For more information, take a look at our Nvidia GeForce Now explainer.
While many game streaming services are relatively new, Sony’s PlayStation Now service launched way back in 2014, and aside from boasting a library of over 600 PlayStation titles to play, it’s the only way to play PlayStation games on a PC. Yes, that’s right, PlayStation Now is available not only on PS4 but PC too, allowing you to stream your favourite PS4, PS3 and PS2 games on practically any Windows-based PC or laptop (with a 5mbps internet connection or faster).
The library consists of over 250 PS4 titles, along with over 350 classic PS2 and PS3 titles like Red Dead Redemption, Borderlands and The Last of Us. While streaming is primarily how the service works, you can also download games onto your PS4 to play offline, access higher resolutions (up to 4K on PS4 Pro) and experience 5.1 surround sound.
Is PS Now worth it? We think so.
Shadow differs from other streaming services in our roundup because it doesn’t just provide access to a select library of games. Instead, Shadow provides the entire Windows 10 experience, allowing you to install any game or launcher that you want, and tweak your settings as you would if you were playing a game on your PC.
Shadow’s infrastructure is impressive too; it runs on professional graphics cards that deliver the same performance as Nvidia’s GTX 1080, along with 12GB of RAM, and incredible 1Gb/s download speeds that allows you to download huge games in a matter of minutes. If your internet connection is up to scratch, you can stream games up to 144Hz in 1080p, or 60Hz at 4K, with no noticeable lag. There are also apps available for not only PC and Mac, but iOS, Android and even Ubuntu.
It’s admittedly pricey at £26.50 per month, but with what’s on offer, we think it’s worth it – it’s certainly cheaper than buying a gaming PC with similar specs! Check out our review of the Shadow Ghost, the optional hardware component of the service, to find out more about the service.
While most other entrants in our chart are PC or console-based game streaming services, Hatch aims to look after the mobile gamers. The game streaming service offers a range of 100+ highly-rated mobile games, including Leo's Fortune, Monument Valley, Crashlands and Hitman GO, available to stream instantly. As well as playing games whenever you fancy, you can also join casual eSports tournaments and go up against friends and other mobile gamers around the world to compete for real prizes.
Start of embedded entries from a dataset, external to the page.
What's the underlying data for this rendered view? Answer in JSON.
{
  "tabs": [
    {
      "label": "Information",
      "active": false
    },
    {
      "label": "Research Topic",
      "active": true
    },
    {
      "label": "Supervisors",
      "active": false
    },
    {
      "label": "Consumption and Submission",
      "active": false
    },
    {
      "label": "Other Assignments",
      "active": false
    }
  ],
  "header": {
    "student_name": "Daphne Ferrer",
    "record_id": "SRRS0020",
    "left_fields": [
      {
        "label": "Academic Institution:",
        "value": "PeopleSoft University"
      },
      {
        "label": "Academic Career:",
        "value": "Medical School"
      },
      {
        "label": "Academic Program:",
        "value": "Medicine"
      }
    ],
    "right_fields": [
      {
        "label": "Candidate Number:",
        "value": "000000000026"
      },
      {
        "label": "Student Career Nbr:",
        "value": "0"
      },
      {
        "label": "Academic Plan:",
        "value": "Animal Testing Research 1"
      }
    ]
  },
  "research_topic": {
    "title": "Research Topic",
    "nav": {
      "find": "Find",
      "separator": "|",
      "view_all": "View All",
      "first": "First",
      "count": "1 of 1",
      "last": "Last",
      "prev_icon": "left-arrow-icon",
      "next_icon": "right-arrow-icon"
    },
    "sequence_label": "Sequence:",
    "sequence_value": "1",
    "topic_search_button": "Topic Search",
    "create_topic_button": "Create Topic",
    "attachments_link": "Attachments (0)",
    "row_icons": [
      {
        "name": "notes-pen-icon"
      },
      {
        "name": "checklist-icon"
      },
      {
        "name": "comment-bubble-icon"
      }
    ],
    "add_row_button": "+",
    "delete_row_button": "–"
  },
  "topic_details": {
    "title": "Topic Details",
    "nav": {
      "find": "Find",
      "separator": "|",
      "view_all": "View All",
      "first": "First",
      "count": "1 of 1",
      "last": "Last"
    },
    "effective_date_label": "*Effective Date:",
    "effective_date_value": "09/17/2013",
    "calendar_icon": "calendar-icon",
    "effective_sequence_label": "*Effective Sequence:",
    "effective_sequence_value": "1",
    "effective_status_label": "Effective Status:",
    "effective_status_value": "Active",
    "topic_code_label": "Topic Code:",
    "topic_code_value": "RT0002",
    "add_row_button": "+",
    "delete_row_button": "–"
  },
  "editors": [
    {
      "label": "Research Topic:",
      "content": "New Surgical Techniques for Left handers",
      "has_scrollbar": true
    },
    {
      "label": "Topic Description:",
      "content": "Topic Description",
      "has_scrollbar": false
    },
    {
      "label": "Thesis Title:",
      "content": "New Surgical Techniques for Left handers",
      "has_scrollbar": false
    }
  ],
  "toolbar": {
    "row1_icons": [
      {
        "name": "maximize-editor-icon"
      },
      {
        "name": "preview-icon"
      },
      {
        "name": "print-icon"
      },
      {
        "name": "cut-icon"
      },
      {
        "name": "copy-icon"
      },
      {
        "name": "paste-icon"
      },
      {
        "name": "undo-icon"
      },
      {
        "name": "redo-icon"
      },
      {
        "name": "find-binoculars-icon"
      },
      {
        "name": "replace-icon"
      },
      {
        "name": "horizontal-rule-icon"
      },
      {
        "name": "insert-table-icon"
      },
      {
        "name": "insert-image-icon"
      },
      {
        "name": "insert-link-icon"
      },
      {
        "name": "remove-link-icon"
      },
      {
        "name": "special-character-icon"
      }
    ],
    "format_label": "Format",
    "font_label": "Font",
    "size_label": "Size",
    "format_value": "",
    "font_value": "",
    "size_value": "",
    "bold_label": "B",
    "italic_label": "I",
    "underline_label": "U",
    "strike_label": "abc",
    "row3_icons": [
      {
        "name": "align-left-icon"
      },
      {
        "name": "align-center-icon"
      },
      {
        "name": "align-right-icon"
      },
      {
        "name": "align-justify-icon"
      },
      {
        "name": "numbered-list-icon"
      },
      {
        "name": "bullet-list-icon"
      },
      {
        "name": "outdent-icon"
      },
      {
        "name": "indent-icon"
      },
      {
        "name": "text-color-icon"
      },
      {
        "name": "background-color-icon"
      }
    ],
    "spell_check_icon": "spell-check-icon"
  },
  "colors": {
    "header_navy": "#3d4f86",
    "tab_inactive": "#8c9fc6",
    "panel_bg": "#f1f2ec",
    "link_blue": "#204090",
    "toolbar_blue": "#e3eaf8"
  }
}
The streaming service works surprisingly well too, with little-to-no difference in terms of graphics or gameplay, and brings the high-end mobile gaming experience to those without a high-end smartphone.
The only limitation right now is that the game streaming service has been built with 5G in mind, so you'll need a decent internet connection to stream the library of games on offer. We've tried it on 4G with middling results, so unless you're an early adopter of 5G, chances are you'll only be using it when connected to Wi-Fi - until the wider 5G rollout, anyway.
Interested? Take a look at it on Google Play right now.
While it’s not available just yet, Google Stadia looks to be one of the most exciting game streaming services when it launches later this year. It’s tied in very heavily with YouTube, and dedicated buttons will let you go from watching a game trailer to playing the game in just over five seconds.
There’s incredibly powerful tech powering the experience, allowing you to stream at up to [email protected] on any PC or Mac running Chrome, as well as being able to play via your tablet, smartphone and Chromecast-enabled TV. Google has also confirmed that in addition to the premium service, the company will launch a free version of Stadia (capped at 1080p) at some point in 2020.
Check out the latest Google Stadia news for more details about the upcoming service.